- _EXERCISE AIM_
Present each line of the entries below that holds the word "Altri".

- _DATA FOR PROCESSING_
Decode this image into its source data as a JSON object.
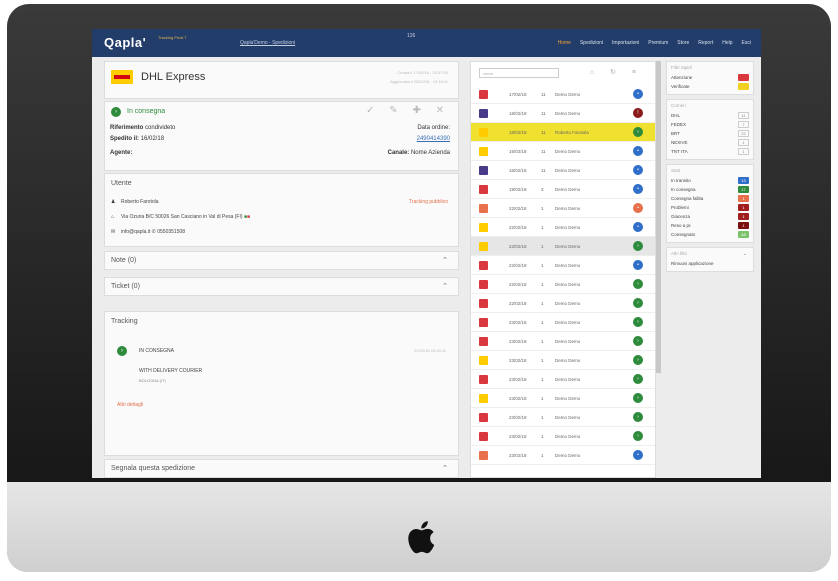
{
  "app": {
    "logo": "Qapla'",
    "logo_sub": "Tracking Pivot 7",
    "breadcrumb": "Qapla'Demo - Spedizioni",
    "user_no": "126",
    "nav": [
      "Home",
      "Spedizioni",
      "Importazioni",
      "Premium",
      "Store",
      "Report",
      "Help",
      "Esci"
    ]
  },
  "courier": {
    "name": "DHL Express",
    "meta_line1": "Creata il 17/02/18 - 15:37:00",
    "meta_line2": "Aggiornata il 22/02/18 - 10:15:11"
  },
  "shipment": {
    "status": "In consegna",
    "tools": "✓ ✎ ✚ ✕",
    "ref_label": "Riferimento",
    "ref_value": "condivideto",
    "shipped_label": "Spedito il:",
    "shipped_value": "16/02/18",
    "agent_label": "Agente:",
    "order_date_label": "Data ordine:",
    "order_date_value": "2490414390",
    "channel_label": "Canale:",
    "channel_value": "Nome Azienda"
  },
  "user": {
    "title": "Utente",
    "name": "Roberto Farotola",
    "address": "Via Ozuria B/C 50026 San Casciano in Val di Pesa (FI)",
    "email": "info@qapla.it",
    "phone": "0550351508",
    "tracking_link": "Tracking pubblico"
  },
  "notes": {
    "title": "Note (0)"
  },
  "ticket": {
    "title": "Ticket (0)"
  },
  "tracking": {
    "title": "Tracking",
    "status": "IN CONSEGNA",
    "date": "22/02/18 10:15:11",
    "desc": "WITH DELIVERY COURIER",
    "location": "BOLOGNA (IT)",
    "more": "Altri dettagli"
  },
  "report_section": {
    "title": "Segnala questa spedizione"
  },
  "list": {
    "search_placeholder": "cerca",
    "tools": "⌂ ↻ ≡",
    "rows": [
      {
        "date": "17/02/18",
        "n": "11",
        "name": "Demo Demo",
        "logo": "#d9383e",
        "status": "#2f6fc9",
        "icon": "•"
      },
      {
        "date": "18/02/18",
        "n": "11",
        "name": "Demo Demo",
        "logo": "#4a3a8a",
        "status": "#8b1a1a",
        "icon": "!"
      },
      {
        "date": "18/02/18",
        "n": "11",
        "name": "Roberto Farotola",
        "logo": "#ffcc00",
        "status": "#2e8b3c",
        "icon": "›",
        "selected": true
      },
      {
        "date": "15/02/18",
        "n": "11",
        "name": "Demo Demo",
        "logo": "#ffcc00",
        "status": "#2f6fc9",
        "icon": "•"
      },
      {
        "date": "16/02/18",
        "n": "11",
        "name": "Demo Demo",
        "logo": "#4a3a8a",
        "status": "#2f6fc9",
        "icon": "•"
      },
      {
        "date": "19/02/18",
        "n": "3",
        "name": "Demo Demo",
        "logo": "#d9383e",
        "status": "#2f6fc9",
        "icon": "•"
      },
      {
        "date": "22/02/18",
        "n": "1",
        "name": "Demo Demo",
        "logo": "#e8704a",
        "status": "#e8704a",
        "icon": "•"
      },
      {
        "date": "22/02/18",
        "n": "1",
        "name": "Demo Demo",
        "logo": "#ffcc00",
        "status": "#2f6fc9",
        "icon": "•"
      },
      {
        "date": "22/02/18",
        "n": "1",
        "name": "Demo Demo",
        "logo": "#ffcc00",
        "status": "#2e8b3c",
        "icon": "›",
        "hover": true
      },
      {
        "date": "22/02/18",
        "n": "1",
        "name": "Demo Demo",
        "logo": "#d9383e",
        "status": "#2f6fc9",
        "icon": "•"
      },
      {
        "date": "22/02/18",
        "n": "1",
        "name": "Demo Demo",
        "logo": "#d9383e",
        "status": "#2e8b3c",
        "icon": "›"
      },
      {
        "date": "22/02/18",
        "n": "1",
        "name": "Demo Demo",
        "logo": "#d9383e",
        "status": "#2e8b3c",
        "icon": "›"
      },
      {
        "date": "23/02/18",
        "n": "1",
        "name": "Demo Demo",
        "logo": "#d9383e",
        "status": "#2e8b3c",
        "icon": "›"
      },
      {
        "date": "23/02/18",
        "n": "1",
        "name": "Demo Demo",
        "logo": "#d9383e",
        "status": "#2e8b3c",
        "icon": "›"
      },
      {
        "date": "23/02/18",
        "n": "1",
        "name": "Demo Demo",
        "logo": "#ffcc00",
        "status": "#2e8b3c",
        "icon": "›"
      },
      {
        "date": "23/02/18",
        "n": "1",
        "name": "Demo Demo",
        "logo": "#d9383e",
        "status": "#2e8b3c",
        "icon": "›"
      },
      {
        "date": "23/02/18",
        "n": "1",
        "name": "Demo Demo",
        "logo": "#ffcc00",
        "status": "#2e8b3c",
        "icon": "›"
      },
      {
        "date": "23/02/18",
        "n": "1",
        "name": "Demo Demo",
        "logo": "#d9383e",
        "status": "#2e8b3c",
        "icon": "›"
      },
      {
        "date": "23/02/18",
        "n": "1",
        "name": "Demo Demo",
        "logo": "#d9383e",
        "status": "#2e8b3c",
        "icon": "›"
      },
      {
        "date": "23/02/18",
        "n": "1",
        "name": "Demo Demo",
        "logo": "#e8704a",
        "status": "#2f6fc9",
        "icon": "•"
      }
    ]
  },
  "filters": {
    "p1_title": "Filtri rapidi",
    "p1": [
      {
        "label": "Attenzione",
        "color": "#d9383e"
      },
      {
        "label": "Verificate",
        "color": "#f0d020"
      }
    ],
    "p2_title": "Corrieri",
    "p2": [
      {
        "label": "DHL",
        "count": "11"
      },
      {
        "label": "FEDEX",
        "count": "7"
      },
      {
        "label": "BRT",
        "count": "22"
      },
      {
        "label": "NEXIVE",
        "count": "1"
      },
      {
        "label": "TNT ITA",
        "count": "1"
      }
    ],
    "p3_title": "Stati",
    "p3": [
      {
        "label": "In transito",
        "color": "#2f6fc9",
        "value": "13"
      },
      {
        "label": "In consegna",
        "color": "#2e8b3c",
        "value": "17"
      },
      {
        "label": "Consegna fallita",
        "color": "#e8704a",
        "value": "1"
      },
      {
        "label": "Problemi",
        "color": "#a01e1e",
        "value": "1"
      },
      {
        "label": "Giacenza",
        "color": "#a01e1e",
        "value": "1"
      },
      {
        "label": "Reso a pr.",
        "color": "#7a1010",
        "value": "1"
      },
      {
        "label": "Consegnato",
        "color": "#7ac36a",
        "value": "48"
      }
    ],
    "p4_title": "Altri filtri",
    "p4_item": "Rimuovi applicazione"
  },
  "fab_label": "☰"
}
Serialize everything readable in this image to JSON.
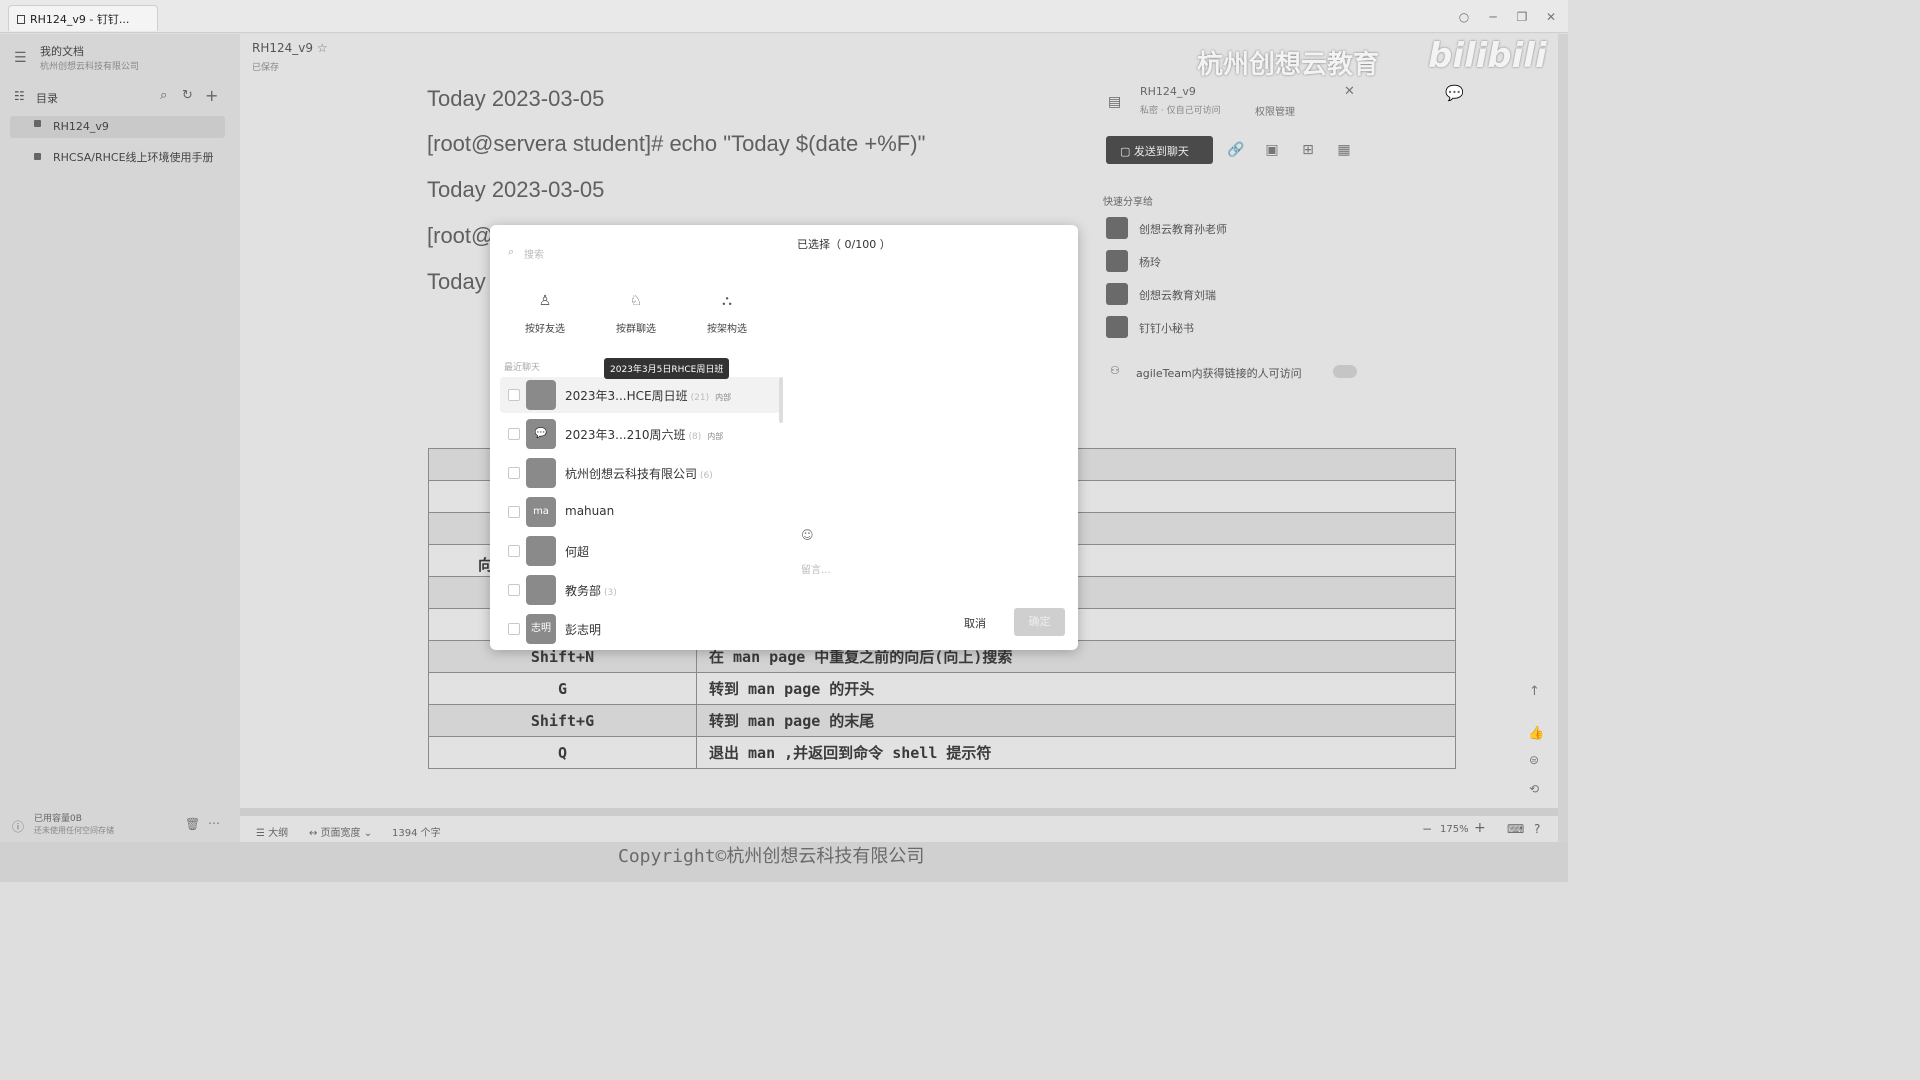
{
  "window": {
    "tab_title": "RH124_v9 - 钉钉...",
    "controls": [
      "○",
      "─",
      "❐",
      "✕"
    ]
  },
  "sidebar": {
    "title": "我的文档",
    "subtitle": "杭州创想云科技有限公司",
    "toc_label": "目录",
    "items": [
      {
        "label": "RH124_v9"
      },
      {
        "label": "RHCSA/RHCE线上环境使用手册"
      }
    ],
    "storage_label": "已用容量0B",
    "storage_sub": "还未使用任何空间存储"
  },
  "doc_header": {
    "title": "RH124_v9",
    "status": "已保存"
  },
  "watermark": {
    "brand": "杭州创想云教育",
    "logo": "bilibili"
  },
  "doc": {
    "lines": [
      "Today 2023-03-05",
      "[root@servera student]# echo \"Today $(date +%F)\"",
      "Today 2023-03-05",
      "[root@",
      "Today"
    ],
    "partial_cell": "向",
    "table": [
      [
        "",
        ""
      ],
      [
        "",
        ""
      ],
      [
        "",
        ""
      ],
      [
        "",
        ""
      ],
      [
        "",
        ""
      ],
      [
        "",
        ""
      ],
      [
        "Shift+N",
        "在 man page 中重复之前的向后(向上)搜索"
      ],
      [
        "G",
        "转到 man page 的开头"
      ],
      [
        "Shift+G",
        "转到 man page 的末尾"
      ],
      [
        "Q",
        "退出 man ,并返回到命令 shell 提示符"
      ]
    ]
  },
  "share_panel": {
    "title": "RH124_v9",
    "subtitle": "私密 · 仅自己可访问",
    "permission_link": "权限管理",
    "send_button": "发送到聊天",
    "quick_share_label": "快速分享给",
    "contacts": [
      {
        "name": "创想云教育孙老师"
      },
      {
        "name": "杨玲"
      },
      {
        "name": "创想云教育刘瑞"
      },
      {
        "name": "钉钉小秘书"
      }
    ],
    "link_access": "agileTeam内获得链接的人可访问"
  },
  "modal": {
    "search_placeholder": "搜索",
    "selected_label": "已选择（ 0/100 ）",
    "filters": [
      {
        "label": "按好友选"
      },
      {
        "label": "按群聊选"
      },
      {
        "label": "按架构选"
      }
    ],
    "recent_label": "最近聊天",
    "tooltip": "2023年3月5日RHCE周日班",
    "chats": [
      {
        "name": "2023年3...HCE周日班",
        "count": "(21)",
        "tag": "内部",
        "avatar": ""
      },
      {
        "name": "2023年3...210周六班",
        "count": "(8)",
        "tag": "内部",
        "avatar": "💬"
      },
      {
        "name": "杭州创想云科技有限公司",
        "count": "(6)",
        "tag": "",
        "avatar": ""
      },
      {
        "name": "mahuan",
        "count": "",
        "tag": "",
        "avatar": "ma"
      },
      {
        "name": "何超",
        "count": "",
        "tag": "",
        "avatar": ""
      },
      {
        "name": "教务部",
        "count": "(3)",
        "tag": "",
        "avatar": ""
      },
      {
        "name": "彭志明",
        "count": "",
        "tag": "",
        "avatar": "志明"
      }
    ],
    "message_placeholder": "留言...",
    "cancel_label": "取消",
    "confirm_label": "确定"
  },
  "status_bar": {
    "outline": "大纲",
    "page_width": "页面宽度",
    "word_count": "1394 个字",
    "zoom": "175%"
  },
  "copyright": "Copyright©杭州创想云科技有限公司",
  "colors": {
    "primary_button": "#4a4a4a",
    "disabled_button": "#cfcfcf"
  }
}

- _WRITTEN ANSWER_
    "more": "Altri dettagli"
    "p4_title": "Altri filtri",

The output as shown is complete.